Rays third baseman Evan Longoria, an accomplished .278/.357/.513 career hitter, has registered a lowly .221 batting average and .281 on-base percentage since the beginning of June.
After another 0-for-4 performance in Tuesday’s loss to the Twins, Longoria may have revealed to reporters the primary cause for that extended slump.
According to Marc Topkin of the St. Petersburg Times, the talented 25-year-old has been experiencing occasional discomfort in his left foot this season, the result of a nerve problem called a Morton’s neuroma. He tried to downplay the matter on Tuesday night:
“Every once in a while I take a bad swing and it just acts up. At this point I’ve gotten used to it. It’s something I’m going to battle through and it’s not going to affect playing time.”
The Rays are likely hoping that Longoria can limp his way to the All-Star break and then return as a refreshed player in mid-July. He was not named to the American League All-Star roster this year for the first time since breaking into the majors in 2008 and is sporting an OPS (.781) that is 89 points below his career mean (.870).
The frosted tips and “Wild Thing” haircut he’s been sporting this week may be part of a slump-busting effort.
Yesterday Mike Trout left the Marlins-Angels game after hurting his thumb while sliding head first into second base. After the game the Angels talked about it as if it were just a sprain. Trout had an MRI today, however, and the diagnosis is far worse: he has a torn thumb ligament.
While a treatment option has not yet been chosen, surgery is a possibility. A certainty is that he’ll miss, at the very least, several weeks of play. He has been placed on the disabled list for the first time in his career.
Trout, the reigning AL MVP and, without question, the best player in baseball, is batting .337/.461/.742 with 16 home runs, 36 RBI, 36 runs scored, and 10 stolen bases in 206 plate appearances this season. Even with the one of the weaker supporting casts in baseball, Trout had the Angels near .500 and in at least arguable contention in the AL West.
Without him, they are likely sunk. Without him, baseball is worse off.
SAN FRANCISCO — Nationals slugger Bryce Harper and San Francisco reliever Hunter Strickland both landed punches to the head during a wild brawl that erupted Monday after a hit by pitch.
Harper was hit in the right hip by Strickland’s 98 mph fastball in the eighth inning with Washington ahead 2-0.
Harper pointed the bat toward Strickland, charged the mound and fired his batting helmet wide of the pitcher. They started to swing away and they each connected as the benches and bullpens emptied.

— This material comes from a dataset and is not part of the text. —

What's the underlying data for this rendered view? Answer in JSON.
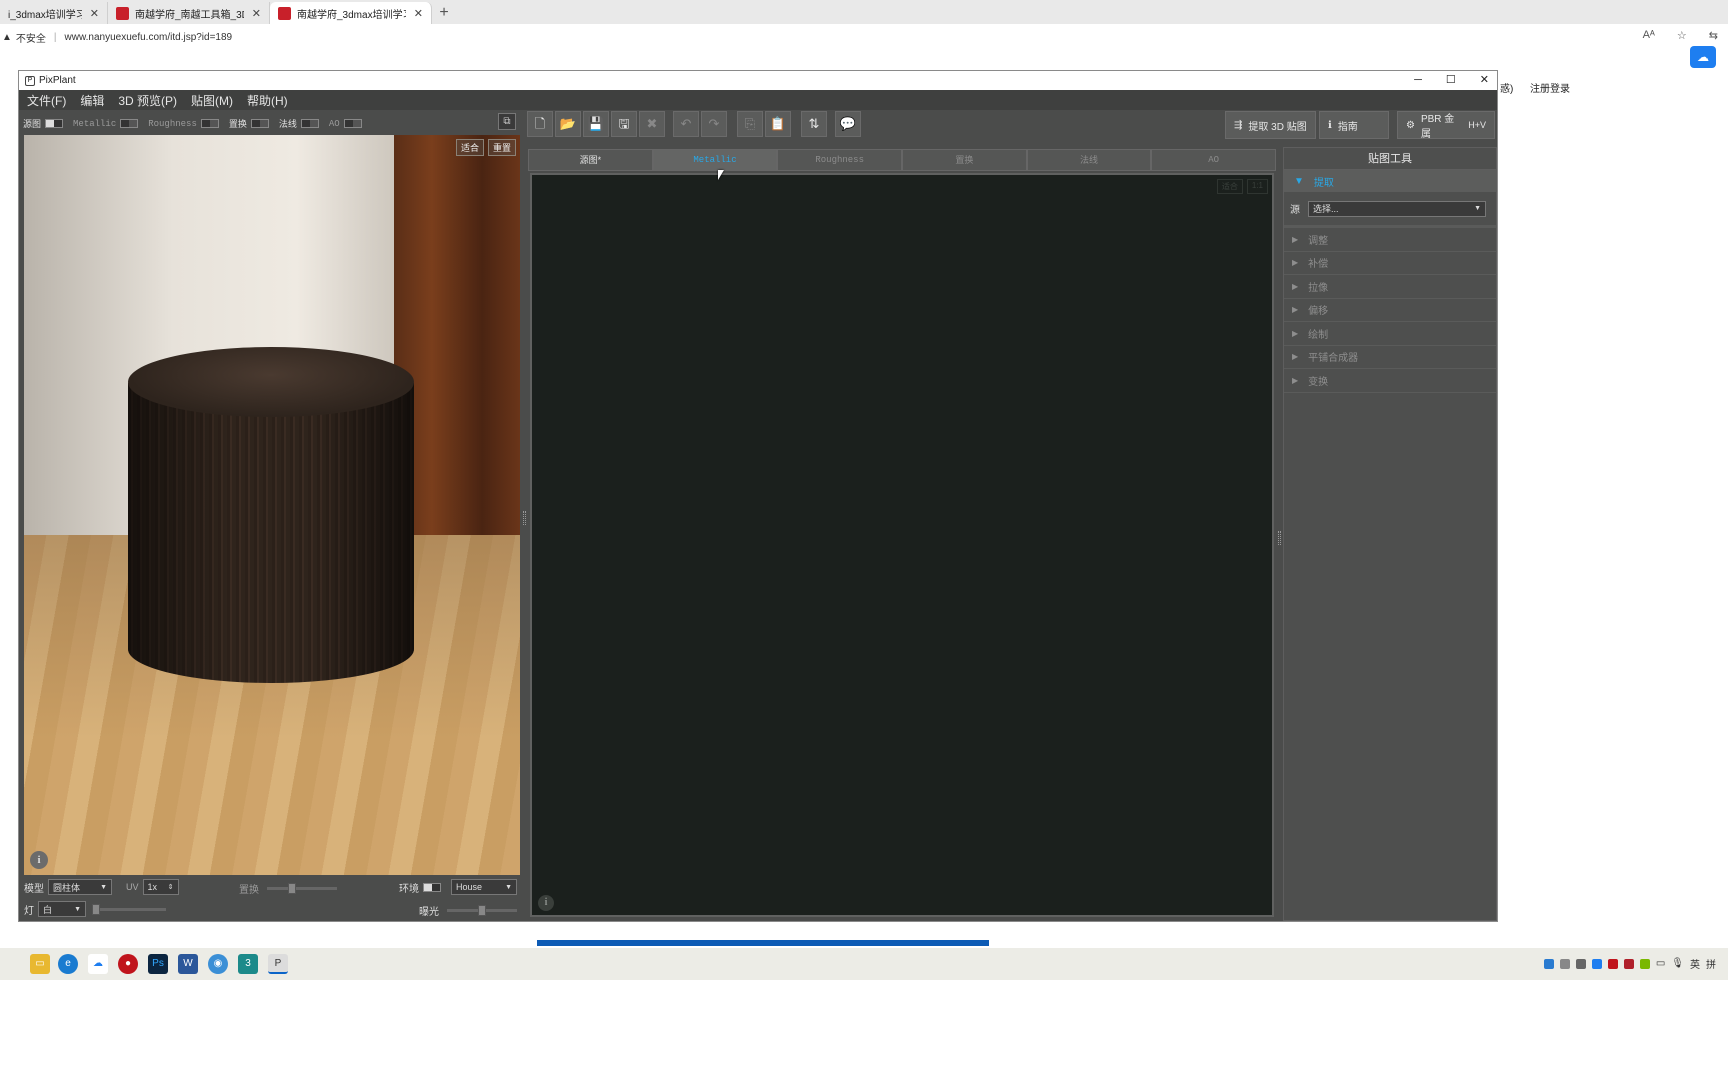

At least two Giants players forcefully dragged Strickland from the middle of the brawl all the way into the dugout. Harper and Strickland were both ejected.
In the 2014 NL Division Series, Harper hit two home runs off Strickland. After the star’s second shot, in Game 4, he stared at Strickland as he rounded the bases.